* About this task: Pull every line containing "from" out of the material below.

===== Records shown

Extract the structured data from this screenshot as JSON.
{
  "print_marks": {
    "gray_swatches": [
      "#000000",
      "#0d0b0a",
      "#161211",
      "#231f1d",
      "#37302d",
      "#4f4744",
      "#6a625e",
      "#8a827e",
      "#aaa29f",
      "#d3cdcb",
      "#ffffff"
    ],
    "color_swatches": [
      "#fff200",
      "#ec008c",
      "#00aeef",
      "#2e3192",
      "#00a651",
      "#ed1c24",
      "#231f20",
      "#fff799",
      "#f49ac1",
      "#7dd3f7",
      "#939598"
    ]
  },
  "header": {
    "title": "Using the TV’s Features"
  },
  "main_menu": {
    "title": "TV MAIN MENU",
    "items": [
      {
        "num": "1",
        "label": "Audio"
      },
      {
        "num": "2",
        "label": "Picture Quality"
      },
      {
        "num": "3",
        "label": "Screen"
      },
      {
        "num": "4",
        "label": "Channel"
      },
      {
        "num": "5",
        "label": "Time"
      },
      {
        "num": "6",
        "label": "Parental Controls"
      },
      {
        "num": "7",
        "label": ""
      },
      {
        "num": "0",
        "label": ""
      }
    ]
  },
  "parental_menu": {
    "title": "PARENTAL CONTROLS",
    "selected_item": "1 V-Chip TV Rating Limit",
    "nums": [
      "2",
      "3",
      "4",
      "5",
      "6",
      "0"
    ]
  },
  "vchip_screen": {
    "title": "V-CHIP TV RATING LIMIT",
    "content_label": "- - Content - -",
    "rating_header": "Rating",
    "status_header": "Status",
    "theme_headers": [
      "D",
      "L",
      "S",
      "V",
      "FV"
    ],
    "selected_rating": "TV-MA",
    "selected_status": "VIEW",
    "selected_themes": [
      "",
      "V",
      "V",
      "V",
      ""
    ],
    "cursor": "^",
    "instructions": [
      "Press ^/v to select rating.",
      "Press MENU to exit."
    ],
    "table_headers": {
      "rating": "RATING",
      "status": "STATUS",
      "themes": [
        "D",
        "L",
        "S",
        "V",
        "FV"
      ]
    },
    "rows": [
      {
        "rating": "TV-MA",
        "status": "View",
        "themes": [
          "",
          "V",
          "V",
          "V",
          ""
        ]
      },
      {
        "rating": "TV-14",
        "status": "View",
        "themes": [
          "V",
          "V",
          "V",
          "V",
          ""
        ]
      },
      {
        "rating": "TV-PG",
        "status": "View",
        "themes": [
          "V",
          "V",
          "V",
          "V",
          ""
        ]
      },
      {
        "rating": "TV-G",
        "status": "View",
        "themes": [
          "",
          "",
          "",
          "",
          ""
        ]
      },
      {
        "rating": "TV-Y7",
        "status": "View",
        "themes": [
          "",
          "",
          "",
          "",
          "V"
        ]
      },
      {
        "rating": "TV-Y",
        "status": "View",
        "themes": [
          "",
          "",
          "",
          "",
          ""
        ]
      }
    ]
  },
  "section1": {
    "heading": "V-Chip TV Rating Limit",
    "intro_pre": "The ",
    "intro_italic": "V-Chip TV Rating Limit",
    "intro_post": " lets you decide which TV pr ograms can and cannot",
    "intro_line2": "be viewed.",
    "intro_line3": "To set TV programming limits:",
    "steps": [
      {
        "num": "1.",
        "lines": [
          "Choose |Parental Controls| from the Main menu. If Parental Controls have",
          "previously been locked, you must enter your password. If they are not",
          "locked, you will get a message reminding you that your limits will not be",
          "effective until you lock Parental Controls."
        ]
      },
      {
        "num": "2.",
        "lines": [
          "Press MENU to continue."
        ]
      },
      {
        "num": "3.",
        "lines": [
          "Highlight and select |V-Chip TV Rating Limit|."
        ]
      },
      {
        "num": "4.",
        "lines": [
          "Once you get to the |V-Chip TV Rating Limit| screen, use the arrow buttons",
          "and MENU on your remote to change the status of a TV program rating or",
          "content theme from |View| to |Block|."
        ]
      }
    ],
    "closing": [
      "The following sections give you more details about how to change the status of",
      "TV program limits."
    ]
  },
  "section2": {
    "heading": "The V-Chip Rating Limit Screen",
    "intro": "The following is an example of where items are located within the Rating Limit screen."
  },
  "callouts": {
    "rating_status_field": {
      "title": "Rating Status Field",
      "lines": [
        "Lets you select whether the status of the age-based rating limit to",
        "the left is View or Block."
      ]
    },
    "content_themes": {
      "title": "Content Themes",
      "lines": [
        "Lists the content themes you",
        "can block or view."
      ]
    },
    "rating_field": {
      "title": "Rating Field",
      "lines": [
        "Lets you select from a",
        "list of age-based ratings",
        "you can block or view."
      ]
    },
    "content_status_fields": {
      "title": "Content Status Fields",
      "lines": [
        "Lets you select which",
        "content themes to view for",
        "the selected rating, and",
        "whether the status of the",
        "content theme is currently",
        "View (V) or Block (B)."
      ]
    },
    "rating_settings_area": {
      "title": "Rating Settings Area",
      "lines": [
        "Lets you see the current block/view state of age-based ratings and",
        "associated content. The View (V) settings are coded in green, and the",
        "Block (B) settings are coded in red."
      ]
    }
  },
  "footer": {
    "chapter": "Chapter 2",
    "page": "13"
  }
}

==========

* Answer box:
Extract the structured data from this screenshot as JSON.
          "Choose |Parental Controls| from the Main menu. If Parental Controls have",
          "content theme from |View| to |Block|."
        "Lets you select from a",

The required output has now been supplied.